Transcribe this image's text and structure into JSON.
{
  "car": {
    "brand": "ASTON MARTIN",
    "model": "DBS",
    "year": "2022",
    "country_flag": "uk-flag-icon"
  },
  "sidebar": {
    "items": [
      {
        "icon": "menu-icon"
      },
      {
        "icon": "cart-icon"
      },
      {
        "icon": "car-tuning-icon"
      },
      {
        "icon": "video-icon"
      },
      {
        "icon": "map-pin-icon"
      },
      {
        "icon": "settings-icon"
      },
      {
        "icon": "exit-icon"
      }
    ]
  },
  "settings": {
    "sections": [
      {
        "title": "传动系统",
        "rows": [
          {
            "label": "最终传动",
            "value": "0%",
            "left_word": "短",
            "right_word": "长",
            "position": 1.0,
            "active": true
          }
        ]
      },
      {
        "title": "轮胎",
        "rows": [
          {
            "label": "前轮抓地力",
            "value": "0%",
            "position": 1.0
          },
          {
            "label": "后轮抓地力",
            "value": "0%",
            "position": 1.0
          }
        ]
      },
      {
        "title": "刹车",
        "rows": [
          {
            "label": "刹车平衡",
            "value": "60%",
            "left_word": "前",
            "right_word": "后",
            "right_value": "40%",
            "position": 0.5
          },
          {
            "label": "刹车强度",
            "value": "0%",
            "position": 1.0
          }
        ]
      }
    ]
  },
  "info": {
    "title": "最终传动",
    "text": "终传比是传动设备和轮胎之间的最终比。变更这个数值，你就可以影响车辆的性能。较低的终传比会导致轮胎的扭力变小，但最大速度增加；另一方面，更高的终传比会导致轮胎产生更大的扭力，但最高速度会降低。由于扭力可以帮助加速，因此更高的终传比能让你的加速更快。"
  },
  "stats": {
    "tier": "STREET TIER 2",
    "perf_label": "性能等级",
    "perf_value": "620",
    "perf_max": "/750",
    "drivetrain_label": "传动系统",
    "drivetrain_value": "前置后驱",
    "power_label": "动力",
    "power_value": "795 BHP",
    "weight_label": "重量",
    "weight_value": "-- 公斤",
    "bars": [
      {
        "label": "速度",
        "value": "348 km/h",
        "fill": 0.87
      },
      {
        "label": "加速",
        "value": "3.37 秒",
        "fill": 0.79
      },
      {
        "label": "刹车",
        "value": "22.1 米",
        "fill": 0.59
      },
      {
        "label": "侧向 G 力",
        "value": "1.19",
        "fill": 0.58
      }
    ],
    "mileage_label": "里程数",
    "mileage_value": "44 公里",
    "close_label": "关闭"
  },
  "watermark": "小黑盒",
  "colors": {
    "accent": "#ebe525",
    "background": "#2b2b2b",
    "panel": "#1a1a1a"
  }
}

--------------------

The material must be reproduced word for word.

Transcribe this image's text and structure into JSON.
{
  "car": {
    "brand": "ASTON MARTIN",
    "model": "DBS",
    "year": "2022",
    "country_flag": "uk-flag-icon"
  },
  "sidebar": {
    "items": [
      {
        "icon": "menu-icon"
      },
      {
        "icon": "cart-icon"
      },
      {
        "icon": "car-tuning-icon"
      },
      {
        "icon": "video-icon"
      },
      {
        "icon": "map-pin-icon"
      },
      {
        "icon": "settings-icon"
      },
      {
        "icon": "exit-icon"
      }
    ]
  },
  "settings": {
    "sections": [
      {
        "title": "传动系统",
        "rows": [
          {
            "label": "最终传动",
            "value": "0%",
            "left_word": "短",
            "right_word": "长",
            "position": 1.0,
            "active": true
          }
        ]
      },
      {
        "title": "轮胎",
        "rows": [
          {
            "label": "前轮抓地力",
            "value": "0%",
            "position": 1.0
          },
          {
            "label": "后轮抓地力",
            "value": "0%",
            "position": 1.0
          }
        ]
      },
      {
        "title": "刹车",
        "rows": [
          {
            "label": "刹车平衡",
            "value": "60%",
            "left_word": "前",
            "right_word": "后",
            "right_value": "40%",
            "position": 0.5
          },
          {
            "label": "刹车强度",
            "value": "0%",
            "position": 1.0
          }
        ]
      }
    ]
  },
  "info": {
    "title": "最终传动",
    "text": "终传比是传动设备和轮胎之间的最终比。变更这个数值，你就可以影响车辆的性能。较低的终传比会导致轮胎的扭力变小，但最大速度增加；另一方面，更高的终传比会导致轮胎产生更大的扭力，但最高速度会降低。由于扭力可以帮助加速，因此更高的终传比能让你的加速更快。"
  },
  "stats": {
    "tier": "STREET TIER 2",
    "perf_label": "性能等级",
    "perf_value": "620",
    "perf_max": "/750",
    "drivetrain_label": "传动系统",
    "drivetrain_value": "前置后驱",
    "power_label": "动力",
    "power_value": "795 BHP",
    "weight_label": "重量",
    "weight_value": "-- 公斤",
    "bars": [
      {
        "label": "速度",
        "value": "348 km/h",
        "fill": 0.87
      },
      {
        "label": "加速",
        "value": "3.37 秒",
        "fill": 0.79
      },
      {
        "label": "刹车",
        "value": "22.1 米",
        "fill": 0.59
      },
      {
        "label": "侧向 G 力",
        "value": "1.19",
        "fill": 0.58
      }
    ],
    "mileage_label": "里程数",
    "mileage_value": "44 公里",
    "close_label": "关闭"
  },
  "watermark": "小黑盒",
  "colors": {
    "accent": "#ebe525",
    "background": "#2b2b2b",
    "panel": "#1a1a1a"
  }
}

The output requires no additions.